EXERCISE GOAL — Below are records to repeat exactly; copy them without the pictures.

SOURCE MATERIAL —
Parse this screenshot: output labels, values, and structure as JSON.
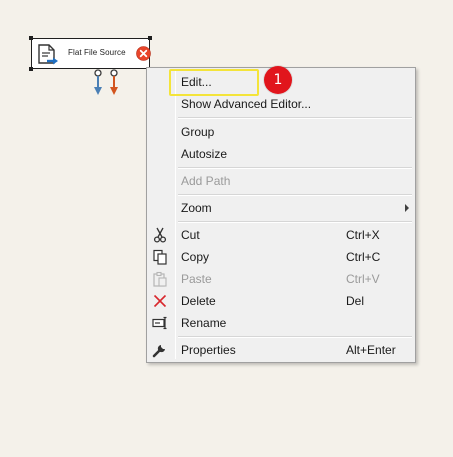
{
  "component": {
    "label": "Flat File Source",
    "icon": "flat-file-source-icon",
    "status_icon": "error-icon",
    "status_color": "#e8452b",
    "success_path_color": "#4a7fb5",
    "error_path_color": "#d2541e"
  },
  "context_menu": {
    "items": [
      {
        "label": "Edit...",
        "shortcut": "",
        "icon": "",
        "disabled": false
      },
      {
        "label": "Show Advanced Editor...",
        "shortcut": "",
        "icon": "",
        "disabled": false
      },
      {
        "label": "Group",
        "shortcut": "",
        "icon": "",
        "disabled": false
      },
      {
        "label": "Autosize",
        "shortcut": "",
        "icon": "",
        "disabled": false
      },
      {
        "label": "Add Path",
        "shortcut": "",
        "icon": "",
        "disabled": true
      },
      {
        "label": "Zoom",
        "shortcut": "",
        "icon": "",
        "disabled": false,
        "submenu": true
      },
      {
        "label": "Cut",
        "shortcut": "Ctrl+X",
        "icon": "scissors-icon",
        "disabled": false
      },
      {
        "label": "Copy",
        "shortcut": "Ctrl+C",
        "icon": "copy-icon",
        "disabled": false
      },
      {
        "label": "Paste",
        "shortcut": "Ctrl+V",
        "icon": "paste-icon",
        "disabled": true
      },
      {
        "label": "Delete",
        "shortcut": "Del",
        "icon": "delete-icon",
        "disabled": false
      },
      {
        "label": "Rename",
        "shortcut": "",
        "icon": "rename-icon",
        "disabled": false
      },
      {
        "label": "Properties",
        "shortcut": "Alt+Enter",
        "icon": "wrench-icon",
        "disabled": false
      }
    ]
  },
  "annotation": {
    "step_number": "1",
    "highlight_color": "#f4e43a",
    "badge_color": "#e1151c"
  }
}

ANSWER FOR THIS EXERCISE —
Parse this screenshot: output labels, values, and structure as JSON.
{
  "component": {
    "label": "Flat File Source",
    "icon": "flat-file-source-icon",
    "status_icon": "error-icon",
    "status_color": "#e8452b",
    "success_path_color": "#4a7fb5",
    "error_path_color": "#d2541e"
  },
  "context_menu": {
    "items": [
      {
        "label": "Edit...",
        "shortcut": "",
        "icon": "",
        "disabled": false
      },
      {
        "label": "Show Advanced Editor...",
        "shortcut": "",
        "icon": "",
        "disabled": false
      },
      {
        "label": "Group",
        "shortcut": "",
        "icon": "",
        "disabled": false
      },
      {
        "label": "Autosize",
        "shortcut": "",
        "icon": "",
        "disabled": false
      },
      {
        "label": "Add Path",
        "shortcut": "",
        "icon": "",
        "disabled": true
      },
      {
        "label": "Zoom",
        "shortcut": "",
        "icon": "",
        "disabled": false,
        "submenu": true
      },
      {
        "label": "Cut",
        "shortcut": "Ctrl+X",
        "icon": "scissors-icon",
        "disabled": false
      },
      {
        "label": "Copy",
        "shortcut": "Ctrl+C",
        "icon": "copy-icon",
        "disabled": false
      },
      {
        "label": "Paste",
        "shortcut": "Ctrl+V",
        "icon": "paste-icon",
        "disabled": true
      },
      {
        "label": "Delete",
        "shortcut": "Del",
        "icon": "delete-icon",
        "disabled": false
      },
      {
        "label": "Rename",
        "shortcut": "",
        "icon": "rename-icon",
        "disabled": false
      },
      {
        "label": "Properties",
        "shortcut": "Alt+Enter",
        "icon": "wrench-icon",
        "disabled": false
      }
    ]
  },
  "annotation": {
    "step_number": "1",
    "highlight_color": "#f4e43a",
    "badge_color": "#e1151c"
  }
}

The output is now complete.